◆ **Problem statement**: Your answer must be the full set of records, repeated exactly.

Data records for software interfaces
»»
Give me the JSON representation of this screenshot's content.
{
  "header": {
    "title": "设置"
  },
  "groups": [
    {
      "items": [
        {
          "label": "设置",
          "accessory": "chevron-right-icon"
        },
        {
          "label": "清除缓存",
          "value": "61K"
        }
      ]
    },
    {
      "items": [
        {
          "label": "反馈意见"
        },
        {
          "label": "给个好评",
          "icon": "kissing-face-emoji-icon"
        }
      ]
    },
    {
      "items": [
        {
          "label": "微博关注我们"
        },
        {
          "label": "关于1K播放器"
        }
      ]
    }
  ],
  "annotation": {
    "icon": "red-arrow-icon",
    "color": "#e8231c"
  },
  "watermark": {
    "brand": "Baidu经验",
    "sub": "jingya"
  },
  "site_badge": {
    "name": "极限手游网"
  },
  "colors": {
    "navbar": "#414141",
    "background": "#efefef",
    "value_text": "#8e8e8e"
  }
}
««
◆ **Your solution**:
Give me the JSON representation of this screenshot's content.
{
  "header": {
    "title": "设置"
  },
  "groups": [
    {
      "items": [
        {
          "label": "设置",
          "accessory": "chevron-right-icon"
        },
        {
          "label": "清除缓存",
          "value": "61K"
        }
      ]
    },
    {
      "items": [
        {
          "label": "反馈意见"
        },
        {
          "label": "给个好评",
          "icon": "kissing-face-emoji-icon"
        }
      ]
    },
    {
      "items": [
        {
          "label": "微博关注我们"
        },
        {
          "label": "关于1K播放器"
        }
      ]
    }
  ],
  "annotation": {
    "icon": "red-arrow-icon",
    "color": "#e8231c"
  },
  "watermark": {
    "brand": "Baidu经验",
    "sub": "jingya"
  },
  "site_badge": {
    "name": "极限手游网"
  },
  "colors": {
    "navbar": "#414141",
    "background": "#efefef",
    "value_text": "#8e8e8e"
  }
}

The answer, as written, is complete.